If you’re still in the beginning stages of where Eric once was, you can make some time for your long-term thinking and business planning by hiring virtual assistants and taking advantage of technology. When you can offload or automate some of those tasks, you can get yourself closer to bringing on full-time staff.
Before you begin to build your staff, you need to have a good idea of what you want. Those new employees will not be able to read your mind. They’ll need the handbook. They’ll need the procedures. Give them the policy manual, and invest the time and resources to train them.
Otherwise, it’s a disaster. Smart people can figure things out, but that takes time. Save time by being prepared for them to work with you.
When it comes to growing your team, there’s a five-step process.
- Hire the right people.
- Provide training.
- Provide tools.
- Provide clear expectations.
- Get out of the way.
You don’t have to micromanage the right people. Just make sure they have what they need to do their job.
If something is not working with one person, you need to have the difficult conversations.
Talk to your employee about what’s not working. Don’t listen to the first answer; dig and dig until you get to the root of the problem. Maybe they simply didn’t know something critical to their job. Maybe they haven’t had enough training. Maybe they’re doing the wrong job.
Or, maybe they don’t belong in your company.
If you notice that someone isn’t a good fit, don’t prolong the firing process. That’s not fair to you, your company, your other employees, or the person who you aren’t interested in working with any longer. That person who isn’t working well at your company can probably find something that’s a better fit. Don’t keep him or her from pursuing a better opportunity.

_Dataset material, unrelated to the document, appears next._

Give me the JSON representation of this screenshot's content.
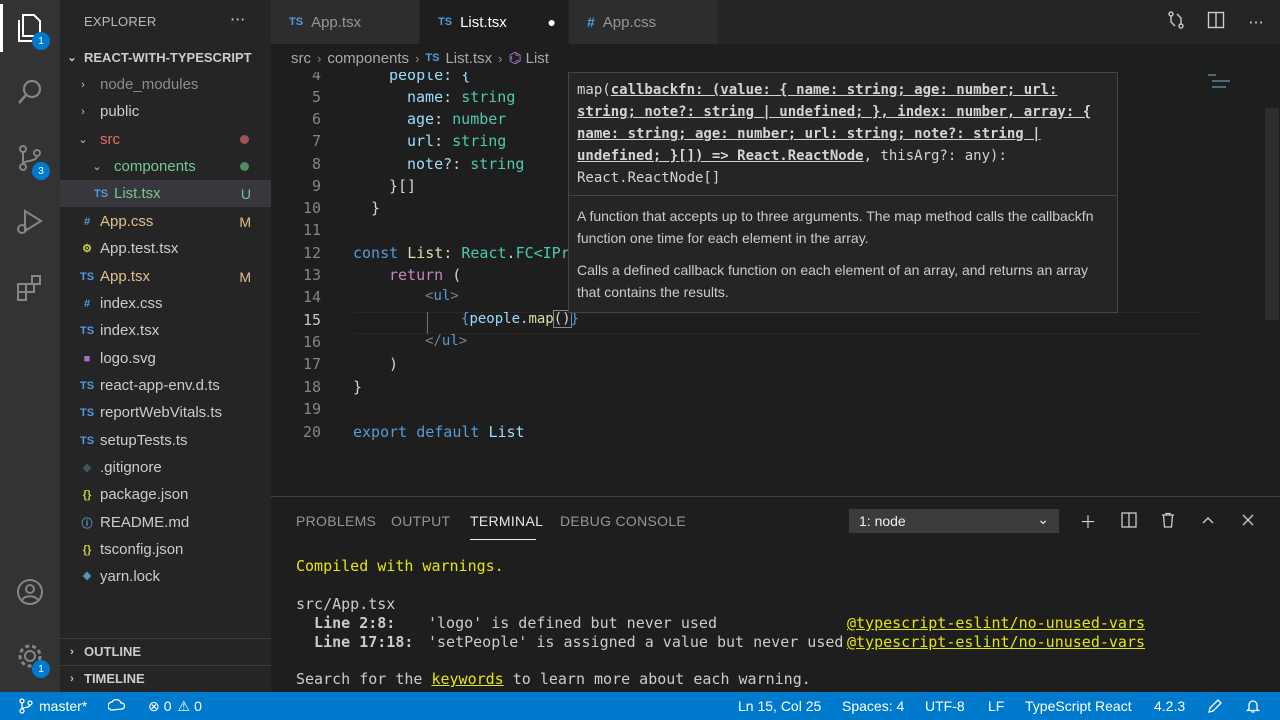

Have the difficult discussion. Tell that employee that things aren’t working out, and why they are not likely to get better. Decide together that it’s best to shake hands and walk away as friends. That employee will find something more fulfilling and you can find someone who meets your needs.
Growing a Business Means Growing a Team
When property managers hear the word growth, they inevitably think of growing more doors.
But, to grow responsibly and sustainably, you have to grow your team.
Growing your team comes before growing your doors. This is why you have to invest in their training and their professional development. Encourage your team members to get better at what they do. Sometimes, leaders will worry that they’ll spend all this money training and improving their employees, and then those employees will leave in two years and go work for a competing company.
But, what if they stay with you for 10 years? What’s worse – losing a well-trained employee or retaining an employee who isn’t trained and improving professionally?
Invest in your team. Coach them. Provide opportunities to attend classes and do more.
Let them follow their own path. If Eric hires a team member who really wants to be a rocket scientist one day, that’s okay. Eric’s company is never going to do rocket science. But if he supports that employee’s ultimate goals, he’s going to get the best possible work out of that team member while they are with New Heights Property Management.
Responsible property management growth comes back to investing in your team. It leads to service and profitability.
You don’t have to be a huge property management company. When it comes to growth, too much emphasis is often put on being in multiple markets or managing 1,000 doors. You don’t have to do all that.
Don’t compare yourself to other companies and other entrepreneurs. Look at where you are and why you want to grow. Things change rapidly in the property management industry. A five-year plan used to be standard, but now you can really only plan for the next 24 months. That’s how quickly things can change.
If you have any questions about responsible property management growth, please contact us at Fourandhalf. We’d love to talk to you more about what we’ve discussed today with Eric or what we can do for your company.